Changes in coping strategies, social support, optimism and health-related quality of life following traumatic brain injury: a longitudinal study

Brain Inj. 2007 May;21(5):479-88. doi: 10.1080/02699050701311737.


Primary objective: To study longitudinal changes in psychological coping strategies, social support, life orientation and health-related quality of life in the late period after traumatic brain injury (TBI).

Subjects: Thirty-one patients with TBI who were first investigated on average 2.3 years after injury and were prospectively followed on average 5.7 years later.

Methods: Estonian versions of the COPE-D Test, the Brief Social Support Questionnaire, the Life Orientation Test and the RAND-36 questionnaire.

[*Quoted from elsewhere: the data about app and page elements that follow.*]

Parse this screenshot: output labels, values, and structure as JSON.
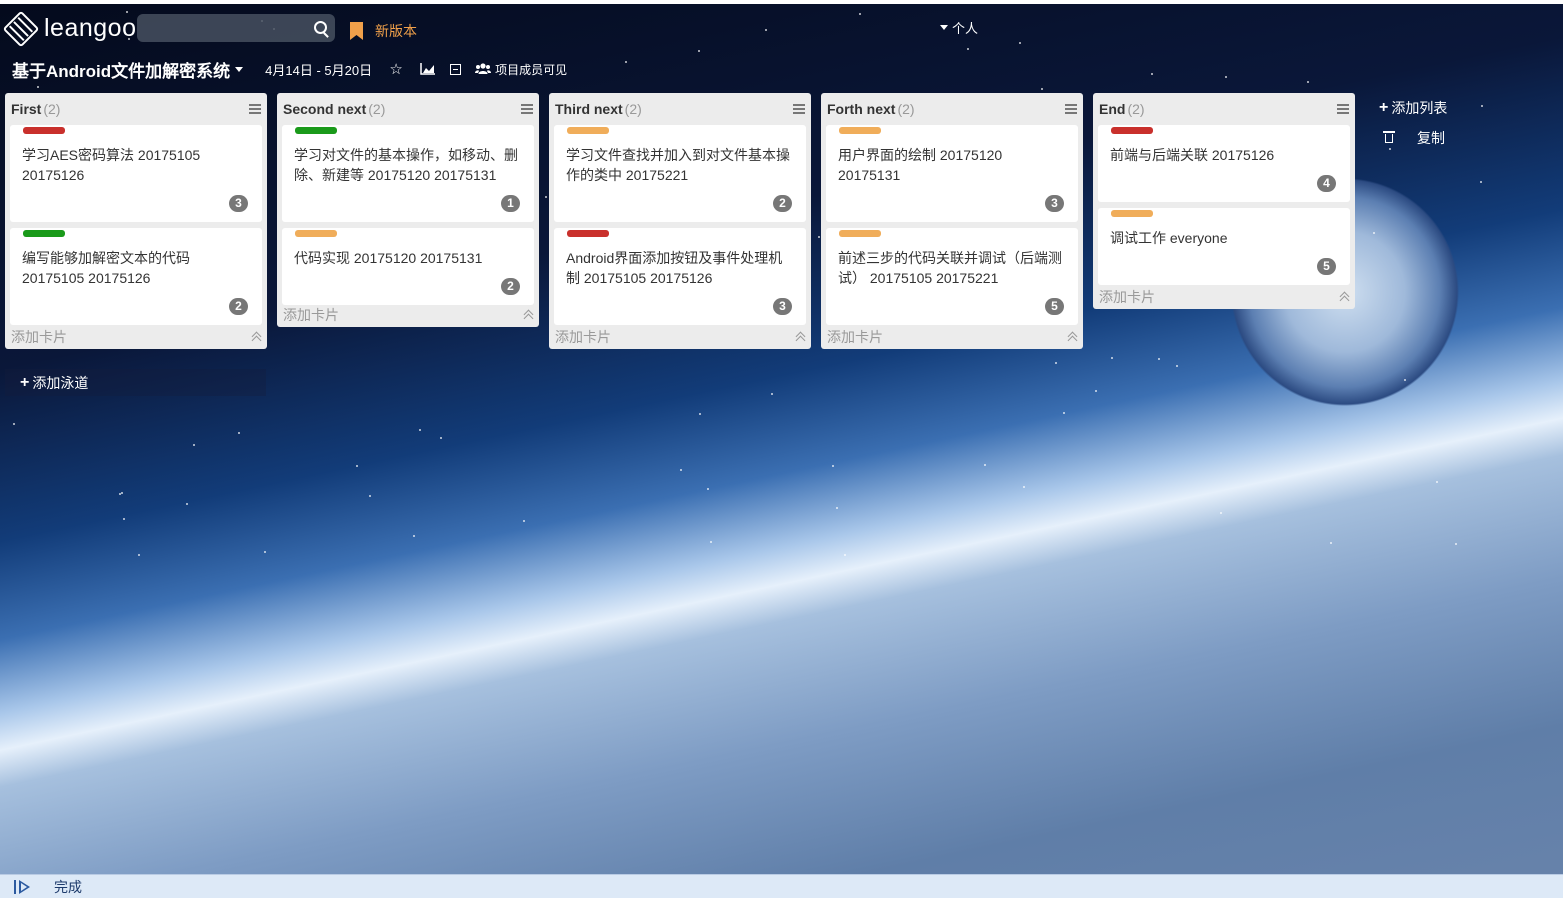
{
  "header": {
    "logo_text": "leangoo",
    "search_placeholder": "",
    "new_version": "新版本",
    "personal": "个人"
  },
  "board": {
    "title": "基于Android文件加解密系统",
    "date_range": "4月14日 - 5月20日",
    "visibility": "项目成员可见"
  },
  "label_colors": {
    "red": "#c9302c",
    "green": "#1a9a1a",
    "orange": "#f0ad5a"
  },
  "lists": [
    {
      "title": "First",
      "count": "(2)",
      "add_card": "添加卡片",
      "cards": [
        {
          "label": "red",
          "text": "学习AES密码算法  20175105 20175126",
          "badge": "3"
        },
        {
          "label": "green",
          "text": "编写能够加解密文本的代码 20175105  20175126",
          "badge": "2"
        }
      ]
    },
    {
      "title": "Second next",
      "count": "(2)",
      "add_card": "添加卡片",
      "cards": [
        {
          "label": "green",
          "text": "学习对文件的基本操作，如移动、删除、新建等  20175120  20175131",
          "badge": "1"
        },
        {
          "label": "orange",
          "text": "代码实现 20175120  20175131",
          "badge": "2"
        }
      ]
    },
    {
      "title": "Third next",
      "count": "(2)",
      "add_card": "添加卡片",
      "cards": [
        {
          "label": "orange",
          "text": "学习文件查找并加入到对文件基本操作的类中  20175221",
          "badge": "2"
        },
        {
          "label": "red",
          "text": "Android界面添加按钮及事件处理机制  20175105  20175126",
          "badge": "3"
        }
      ]
    },
    {
      "title": "Forth next",
      "count": "(2)",
      "add_card": "添加卡片",
      "cards": [
        {
          "label": "orange",
          "text": "用户界面的绘制  20175120 20175131",
          "badge": "3"
        },
        {
          "label": "orange",
          "text": "前述三步的代码关联并调试（后端测试）  20175105 20175221",
          "badge": "5"
        }
      ]
    },
    {
      "title": "End",
      "count": "(2)",
      "add_card": "添加卡片",
      "cards": [
        {
          "label": "red",
          "text": "前端与后端关联  20175126",
          "badge": "4"
        },
        {
          "label": "orange",
          "text": "调试工作  everyone",
          "badge": "5"
        }
      ]
    }
  ],
  "add_lane": "添加泳道",
  "add_list": "添加列表",
  "copy": "复制",
  "status": "完成"
}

Results: During the late follow-up period health-related quality of life and resuming work did not improve significantly. Persons with TBI reported an increase in seeking social/emotional support (p<0.05), frequent use of avoidance-oriented styles and reduced use of task-oriented styles. This was accompanied by low social support and low satisfaction with support, both of which were associated with health-related quality of life and resuming work after TBI. Although the patients had become more optimistic (p<0.05), this did not correlate with their health status and social well-being.

Conclusions: This prospective study revealed maladaptive changes in the profile of coping strategies and an increase in optimism. As social support, satisfaction with support and health-related quality of life did not improve, then rehabilitation, social and psychological support are continuously needed.

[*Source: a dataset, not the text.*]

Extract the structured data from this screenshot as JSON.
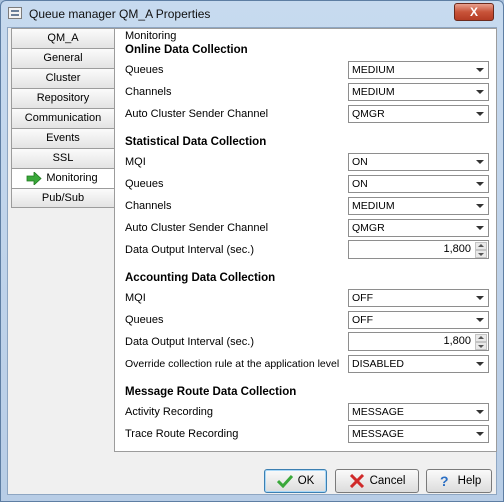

Publication types

  • Research Support, Non-U.S. Gov't

MeSH terms

  • Adaptation, Psychological*
  • Adult
  • Aged
  • Brain Injuries / complications
  • Brain Injuries / psychology*
  • Brain Injuries / rehabilitation
  • Female
  • Health Status*
  • Health Surveys
  • Humans
  • Longitudinal Studies
  • Male
  • Middle Aged
  • Personal Satisfaction
  • Quality of Life*
  • Social Support*
  • Temperament*
  • Time Factors